### Task to carry out
Set down each entry from the block beneath, exactly as written.

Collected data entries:
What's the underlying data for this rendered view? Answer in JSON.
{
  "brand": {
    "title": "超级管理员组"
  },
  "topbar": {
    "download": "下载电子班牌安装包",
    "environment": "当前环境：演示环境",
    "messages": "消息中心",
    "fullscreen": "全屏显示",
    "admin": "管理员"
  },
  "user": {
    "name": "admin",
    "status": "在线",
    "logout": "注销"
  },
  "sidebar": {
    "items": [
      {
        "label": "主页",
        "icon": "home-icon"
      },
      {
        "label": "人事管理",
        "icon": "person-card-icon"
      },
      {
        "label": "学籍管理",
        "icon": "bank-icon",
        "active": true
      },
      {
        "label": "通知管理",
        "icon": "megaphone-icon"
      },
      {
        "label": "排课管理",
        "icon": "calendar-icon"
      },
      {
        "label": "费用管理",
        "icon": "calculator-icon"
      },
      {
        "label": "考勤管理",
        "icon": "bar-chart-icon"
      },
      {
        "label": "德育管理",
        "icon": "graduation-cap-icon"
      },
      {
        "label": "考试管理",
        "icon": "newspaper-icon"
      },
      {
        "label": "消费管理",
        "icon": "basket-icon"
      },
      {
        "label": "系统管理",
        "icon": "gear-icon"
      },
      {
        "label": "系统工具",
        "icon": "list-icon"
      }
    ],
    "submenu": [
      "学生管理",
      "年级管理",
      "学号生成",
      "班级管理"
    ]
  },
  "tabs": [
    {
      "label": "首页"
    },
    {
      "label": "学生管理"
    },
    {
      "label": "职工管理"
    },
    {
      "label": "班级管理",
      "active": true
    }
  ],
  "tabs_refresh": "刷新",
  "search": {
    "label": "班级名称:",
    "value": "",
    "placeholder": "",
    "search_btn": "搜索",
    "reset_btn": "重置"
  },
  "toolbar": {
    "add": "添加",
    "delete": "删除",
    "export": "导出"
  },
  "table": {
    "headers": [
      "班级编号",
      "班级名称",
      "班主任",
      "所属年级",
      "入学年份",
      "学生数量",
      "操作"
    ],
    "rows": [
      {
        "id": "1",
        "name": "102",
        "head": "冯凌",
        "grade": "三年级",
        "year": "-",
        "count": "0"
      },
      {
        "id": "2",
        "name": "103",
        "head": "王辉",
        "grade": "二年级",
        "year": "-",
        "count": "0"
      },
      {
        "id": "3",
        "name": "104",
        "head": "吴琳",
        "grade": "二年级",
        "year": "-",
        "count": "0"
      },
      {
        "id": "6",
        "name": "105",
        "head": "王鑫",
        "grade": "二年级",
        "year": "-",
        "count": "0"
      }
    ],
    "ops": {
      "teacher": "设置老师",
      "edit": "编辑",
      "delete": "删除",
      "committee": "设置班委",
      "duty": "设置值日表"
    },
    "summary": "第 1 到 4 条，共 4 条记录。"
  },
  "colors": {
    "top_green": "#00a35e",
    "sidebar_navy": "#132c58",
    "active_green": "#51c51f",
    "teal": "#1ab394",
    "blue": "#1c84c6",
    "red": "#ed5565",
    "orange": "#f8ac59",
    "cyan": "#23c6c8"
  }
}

### Response area
What's the underlying data for this rendered view? Answer in JSON.
{
  "brand": {
    "title": "超级管理员组"
  },
  "topbar": {
    "download": "下载电子班牌安装包",
    "environment": "当前环境：演示环境",
    "messages": "消息中心",
    "fullscreen": "全屏显示",
    "admin": "管理员"
  },
  "user": {
    "name": "admin",
    "status": "在线",
    "logout": "注销"
  },
  "sidebar": {
    "items": [
      {
        "label": "主页",
        "icon": "home-icon"
      },
      {
        "label": "人事管理",
        "icon": "person-card-icon"
      },
      {
        "label": "学籍管理",
        "icon": "bank-icon",
        "active": true
      },
      {
        "label": "通知管理",
        "icon": "megaphone-icon"
      },
      {
        "label": "排课管理",
        "icon": "calendar-icon"
      },
      {
        "label": "费用管理",
        "icon": "calculator-icon"
      },
      {
        "label": "考勤管理",
        "icon": "bar-chart-icon"
      },
      {
        "label": "德育管理",
        "icon": "graduation-cap-icon"
      },
      {
        "label": "考试管理",
        "icon": "newspaper-icon"
      },
      {
        "label": "消费管理",
        "icon": "basket-icon"
      },
      {
        "label": "系统管理",
        "icon": "gear-icon"
      },
      {
        "label": "系统工具",
        "icon": "list-icon"
      }
    ],
    "submenu": [
      "学生管理",
      "年级管理",
      "学号生成",
      "班级管理"
    ]
  },
  "tabs": [
    {
      "label": "首页"
    },
    {
      "label": "学生管理"
    },
    {
      "label": "职工管理"
    },
    {
      "label": "班级管理",
      "active": true
    }
  ],
  "tabs_refresh": "刷新",
  "search": {
    "label": "班级名称:",
    "value": "",
    "placeholder": "",
    "search_btn": "搜索",
    "reset_btn": "重置"
  },
  "toolbar": {
    "add": "添加",
    "delete": "删除",
    "export": "导出"
  },
  "table": {
    "headers": [
      "班级编号",
      "班级名称",
      "班主任",
      "所属年级",
      "入学年份",
      "学生数量",
      "操作"
    ],
    "rows": [
      {
        "id": "1",
        "name": "102",
        "head": "冯凌",
        "grade": "三年级",
        "year": "-",
        "count": "0"
      },
      {
        "id": "2",
        "name": "103",
        "head": "王辉",
        "grade": "二年级",
        "year": "-",
        "count": "0"
      },
      {
        "id": "3",
        "name": "104",
        "head": "吴琳",
        "grade": "二年级",
        "year": "-",
        "count": "0"
      },
      {
        "id": "6",
        "name": "105",
        "head": "王鑫",
        "grade": "二年级",
        "year": "-",
        "count": "0"
      }
    ],
    "ops": {
      "teacher": "设置老师",
      "edit": "编辑",
      "delete": "删除",
      "committee": "设置班委",
      "duty": "设置值日表"
    },
    "summary": "第 1 到 4 条，共 4 条记录。"
  },
  "colors": {
    "top_green": "#00a35e",
    "sidebar_navy": "#132c58",
    "active_green": "#51c51f",
    "teal": "#1ab394",
    "blue": "#1c84c6",
    "red": "#ed5565",
    "orange": "#f8ac59",
    "cyan": "#23c6c8"
  }
}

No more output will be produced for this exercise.